Another research area, which has received even less attention, are the possible health consequences of haemolysis without anaemia, e.g., in patients with milder haemolytic disorders such as hereditary spherocytosis, a disorder which is a relatively frequent haemolysis diagnosis in Denmark. The proposed studies will address the abovementioned gaps in our knowledge regarding patients suffering from chronic haemolysis, with or without anaemia. We recently demonstrated that identification of patients with chronic haemolytic anaemia in the Danish National Patient Registry is feasible and the validity of the coded diagnoses, both overall, and within specific haemolysis disorders, is sufficiently high for register-based studies.
We intend to exploit the possibilities provided by this and other nationwide Danish registries to conduct a series of studies in which we will describe the epidemiology of chronic haemolytic anaemia in terms of prevalence, morbidity and mortality.
Data and biological material
We will link information from the following registries for the purposes of our study:
- The Danish Civil Registration System (CRS)
- The Danish National Patient Register (Patient Registry) and Danish Psychiatric Central Research Register (DPCRR)
The Patient Registry contains information on all hospital contacts to public hospitals (inpatient data since 1977 and outpatient data since 1995). Data recorded in the Patient Registry include the CRN, dates of hospital outpatient visits, hospital admission and discharge dates, and up to 20 diagnoses coded by physicians according to the International Classification of Diseases, 8th revision (ICD-8) during 1977-1993 and 10th revision (ICD-10) thereafter.
- Cause-of-Death Registry (CDR)
The CDR contains information data on underlying and immediate causes of death for all deaths in Denmark since 1970.35 The cause of death will be grouped into categories based on ICD-8 diagnosis codes from 1970-1994 and ICD-10 diagnosis codes thereafter. We will retrieve information on immediate and underlying causes of death and date of death.
- Danish National Prescription Registry (Prescription Registry)
The Danish National Prescription Registry contains information on all prescription drugs dispensed at Danish community pharmacies since 1994. For each prescription along with the CRN, a full account of the dispensed product, including the anatomical therapeutic chemical (ATC) code is recorded.
We will use annually updated information from registries held by Statistics Denmark to establish each study subjects' educational level and income as proxies for socioeconomic status.
Collaborating researchers and departments
Department of Neurology, Odense University Hospital

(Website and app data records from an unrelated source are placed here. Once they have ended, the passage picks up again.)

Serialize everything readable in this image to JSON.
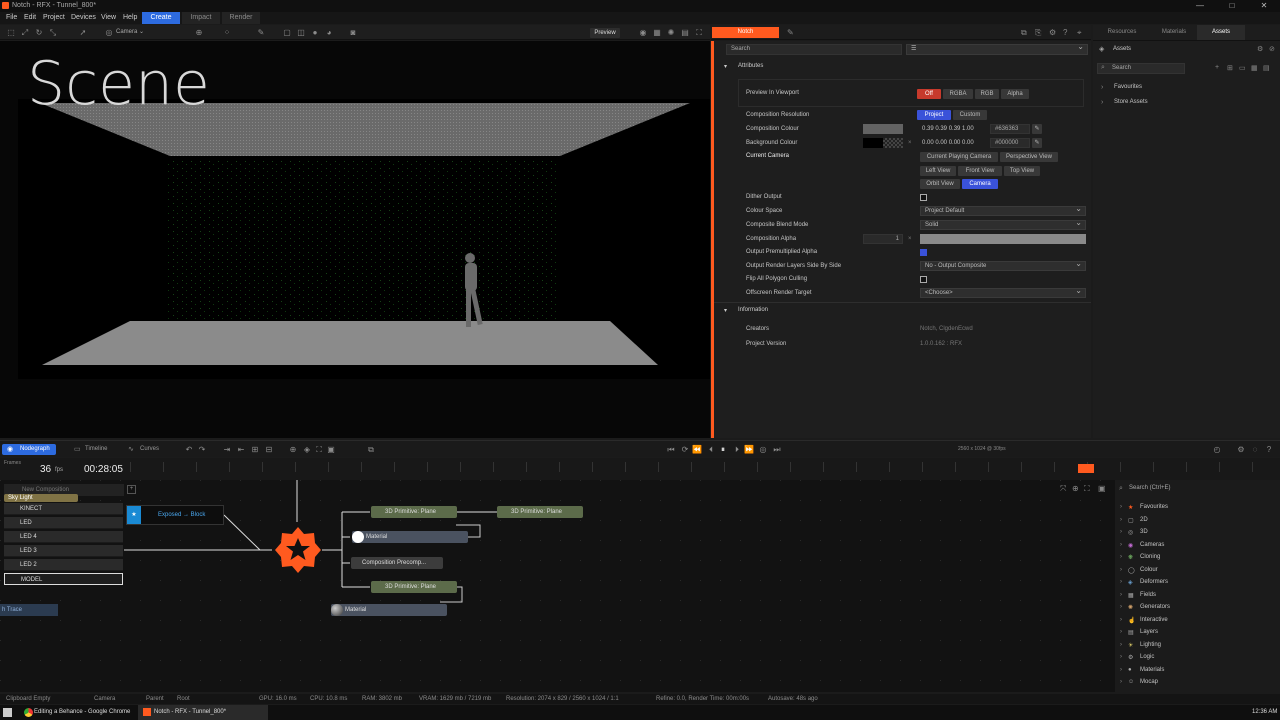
{
  "app": {
    "title": "Notch - RFX - Tunnel_800*"
  },
  "window_controls": {
    "minimize": "—",
    "maximize": "□",
    "close": "✕"
  },
  "menu": [
    "File",
    "Edit",
    "Project",
    "Devices",
    "View",
    "Help"
  ],
  "modes": {
    "create": "Create",
    "impact": "Impact",
    "render": "Render"
  },
  "viewport": {
    "camera_label": "Camera",
    "preview_label": "Preview",
    "scene_title": "Scene"
  },
  "props": {
    "node_tab": "Notch",
    "search_placeholder": "Search",
    "attributes_label": "Attributes",
    "preview_in_viewport": {
      "label": "Preview In Viewport",
      "options": [
        "Off",
        "RGBA",
        "RGB",
        "Alpha"
      ]
    },
    "composition_resolution": {
      "label": "Composition Resolution",
      "options": [
        "Project",
        "Custom"
      ]
    },
    "composition_colour": {
      "label": "Composition Colour",
      "value": "0.39 0.39 0.39 1.00",
      "hex": "#636363"
    },
    "background_colour": {
      "label": "Background Colour",
      "value": "0.00 0.00 0.00 0.00",
      "hex": "#000000"
    },
    "current_camera": {
      "label": "Current Camera",
      "options": [
        "Current Playing Camera",
        "Perspective View",
        "Left View",
        "Front View",
        "Top View",
        "Orbit View",
        "Camera"
      ]
    },
    "dither_output": "Dither Output",
    "colour_space": {
      "label": "Colour Space",
      "value": "Project Default"
    },
    "composite_blend_mode": {
      "label": "Composite Blend Mode",
      "value": "Solid"
    },
    "composition_alpha": {
      "label": "Composition Alpha",
      "value": "1"
    },
    "output_premultiplied_alpha": "Output Premultiplied Alpha",
    "output_render_layers": {
      "label": "Output Render Layers Side By Side",
      "value": "No - Output Composite"
    },
    "flip_all_polygon_culling": "Flip All Polygon Culling",
    "offscreen_render_target": {
      "label": "Offscreen Render Target",
      "value": "<Choose>"
    },
    "information_label": "Information",
    "creators": {
      "label": "Creators",
      "value": "Notch, ClgdenEcwd"
    },
    "project_version": {
      "label": "Project Version",
      "value": "1.0.0.162 : RFX"
    }
  },
  "right_panel": {
    "tabs": [
      "Resources",
      "Materials",
      "Assets"
    ],
    "assets_label": "Assets",
    "search_placeholder": "Search",
    "items": [
      "Favourites",
      "Store Assets"
    ]
  },
  "bottom": {
    "tabs": [
      "Nodegraph",
      "Timeline",
      "Curves"
    ],
    "resolution_info": "2560 x 1024 @ 30fps",
    "frames_label": "Frames",
    "fps_value": "36",
    "fps_unit": "fps",
    "timecode": "00:28:05"
  },
  "layers": {
    "header": "New Composition",
    "items": [
      "Sky Light",
      "KINECT",
      "LED",
      "LED 4",
      "LED 3",
      "LED 2",
      "MODEL"
    ],
    "trace_label": "h Trace"
  },
  "nodes": {
    "exposed": "Exposed → Block",
    "plane1": "3D Primitive: Plane",
    "plane2": "3D Primitive: Plane",
    "plane3": "3D Primitive: Plane",
    "material1": "Material",
    "material2": "Material",
    "precomp": "Composition Precomp..."
  },
  "library": {
    "search_placeholder": "Search (Ctrl+E)",
    "items": [
      "Favourites",
      "2D",
      "3D",
      "Cameras",
      "Cloning",
      "Colour",
      "Deformers",
      "Fields",
      "Generators",
      "Interactive",
      "Layers",
      "Lighting",
      "Logic",
      "Materials",
      "Mocap"
    ]
  },
  "status": {
    "clipboard": "Clipboard Empty",
    "camera": "Camera",
    "parent": "Parent",
    "root": "Root",
    "gpu": "GPU: 16.0 ms",
    "cpu": "CPU: 10.8 ms",
    "ram": "RAM: 3802 mb",
    "vram": "VRAM: 1629 mb / 7219 mb",
    "resolution": "Resolution: 2074 x 829 / 2560 x 1024 / 1:1",
    "refine": "Refine: 0.0, Render Time: 00m:00s",
    "autosave": "Autosave: 48s ago"
  },
  "taskbar": {
    "chrome_item": "Editing a Behance - Google Chrome",
    "notch_item": "Notch - RFX - Tunnel_800*",
    "clock": "12:36 AM"
  },
  "colors": {
    "accent_orange": "#ff5a1f",
    "accent_blue": "#2d6be0",
    "on_blue": "#3a52d9",
    "off_red": "#c73a2c"
  }
}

- Consultant, professor David Gaist, Ph.D.
Department of Psychiatry, Odense University Hospital
- Consultant, professor Kjeld Andersen, Ph.D.
OPEN - Odense Patient Data Explorative Network
- Adjunct Sören Möller, Ph.D.